The Scapegoat Slain to Redeem Us
In Capricornus, we began the second Book of this star revelation, and in this book we are discovering the abundant blessings that are ours in Christ — in THIS lifetime — not just in eternity. With Aquarius, we will see exactly HOW these blessings become ours.
There are few myths that come to us concerning this sign. Although, the one myth connecting the man with the cup-bearer to the gods is universally famous. The Arabs always thought of this region of the sky as the most fortunate of all, thinking it was somehow connected to the good favor of the gods. It is, in fact, an amazing picture of the one, true God’s good favor toward us!
The Big Picture

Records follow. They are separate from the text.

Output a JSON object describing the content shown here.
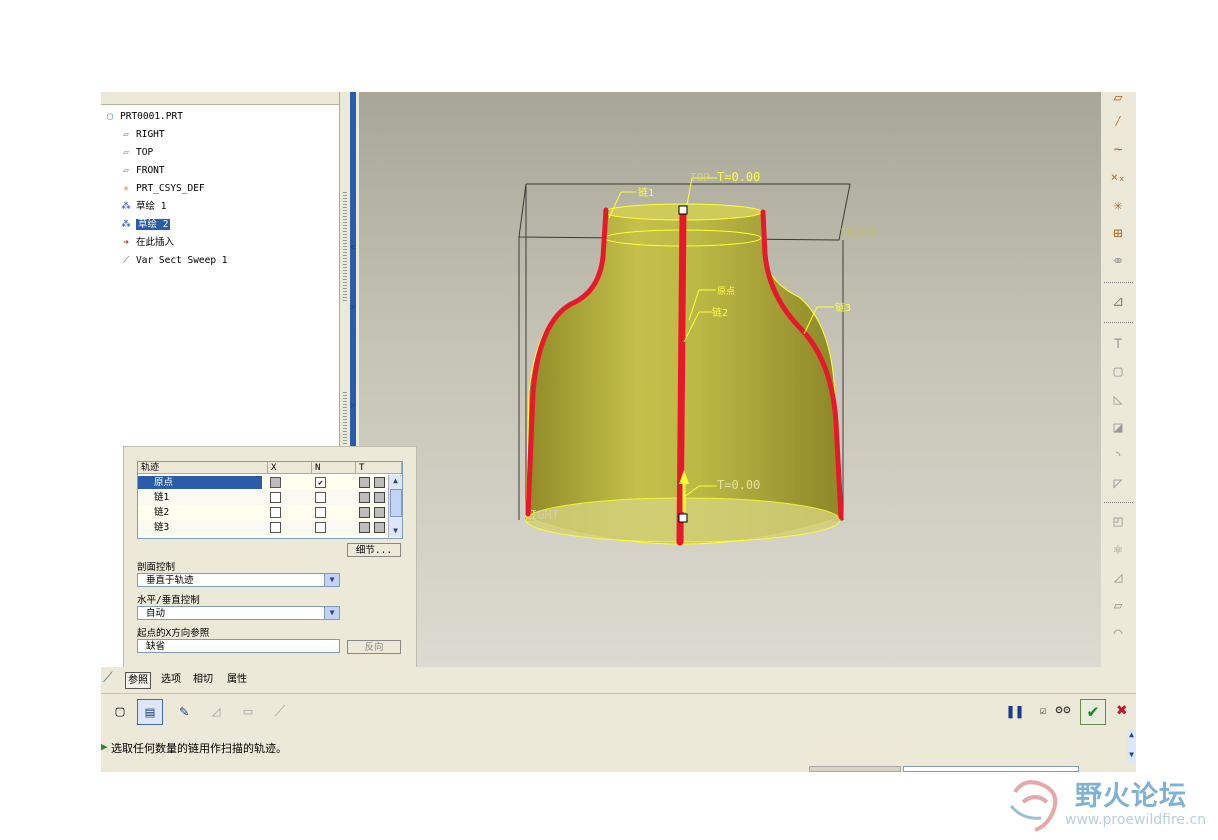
{
  "model_tree": {
    "items": [
      {
        "label": "PRT0001.PRT",
        "icon": "part-icon",
        "selected": false
      },
      {
        "label": "RIGHT",
        "icon": "datum-plane-icon",
        "selected": false
      },
      {
        "label": "TOP",
        "icon": "datum-plane-icon",
        "selected": false
      },
      {
        "label": "FRONT",
        "icon": "datum-plane-icon",
        "selected": false
      },
      {
        "label": "PRT_CSYS_DEF",
        "icon": "csys-icon",
        "selected": false
      },
      {
        "label": "草绘 1",
        "icon": "sketch-icon",
        "selected": false
      },
      {
        "label": "草绘 2",
        "icon": "sketch-icon",
        "selected": true
      },
      {
        "label": "在此插入",
        "icon": "insert-here-arrow-icon",
        "selected": false
      },
      {
        "label": "Var Sect Sweep 1",
        "icon": "sweep-feature-icon",
        "selected": false
      }
    ]
  },
  "viewport": {
    "labels": {
      "top_plane": "TOP",
      "t_top": "T=0.00",
      "front": "FRONT",
      "right": "IGHT",
      "chain1": "链1",
      "chain2": "链2",
      "chain3": "链3",
      "origin": "原点",
      "t_bottom": "T=0.00"
    },
    "colors": {
      "body": "#b9b43c",
      "trajectory": "#e8182c",
      "highlight": "#ffff33",
      "datum": "#3a3a3a"
    }
  },
  "dashboard": {
    "table": {
      "headers": [
        "轨迹",
        "X",
        "N",
        "T"
      ],
      "rows": [
        {
          "name": "原点",
          "x": "gray",
          "n": true,
          "selected": true
        },
        {
          "name": "链1",
          "x": false,
          "n": false,
          "selected": false
        },
        {
          "name": "链2",
          "x": false,
          "n": false,
          "selected": false
        },
        {
          "name": "链3",
          "x": false,
          "n": false,
          "selected": false
        }
      ]
    },
    "details_button": "细节...",
    "section_control_label": "剖面控制",
    "section_control_value": "垂直于轨迹",
    "hv_control_label": "水平/垂直控制",
    "hv_control_value": "自动",
    "x_ref_label": "起点的X方向参照",
    "x_ref_value": "缺省",
    "flip_button": "反向"
  },
  "tabs": [
    "参照",
    "选项",
    "相切",
    "属性"
  ],
  "message": "选取任何数量的链用作扫描的轨迹。",
  "watermark": {
    "title": "野火论坛",
    "url": "www.proewildfire.cn"
  }
}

The picture here is of a man who is kneeling (or squatting) as though one of his heels has been bruised. Remember the Seed Prophecy? (Genesis 3:15) Remember that after we see Christ represented in Ophiuchus who was stung by Scorpio in the heel, we will not see Christ represented again without noticing that he is kneeling. Even as represented by Sagittarius, the two-natured beast, He is seen lifting a heel.
The kneeling man is thrusting one of his arms into a water pot (urn) while holding the pot in the other hand. From the other end of the pot flows a river of life for the southern fish. Without this connection to the man, the fish would most certainly die.
The Gospel Truth
The grace of God is represented here by His provision of an abundant life here and now — and not just in eternity after our deaths. The blessings that were promised to us are made sure by our union in Christ. This is the great mystery that was hidden from the prophets until Paul’s time, but it was always in God’s plan. Just like the fish in this picture, we live because of Christ living in us.
The Star Names
Pay close attention to the names of the stars in each constellation. They will ALWAYS back up the message in The Gospel Truth above.
Aquarius (Ltn) “the water-pourer”; Hupei Tirion (Egy) the place of him coming down”; Deli (Hbrw) and Delu (Arb) “water-urn”; Sa’ad al Melik (Arb) “the record of the pouring forth”; Saad al Sund (Arb) “the pourer”; Scheat (Hbrw) “who goes and returns”; Mon (Egy) “an urn”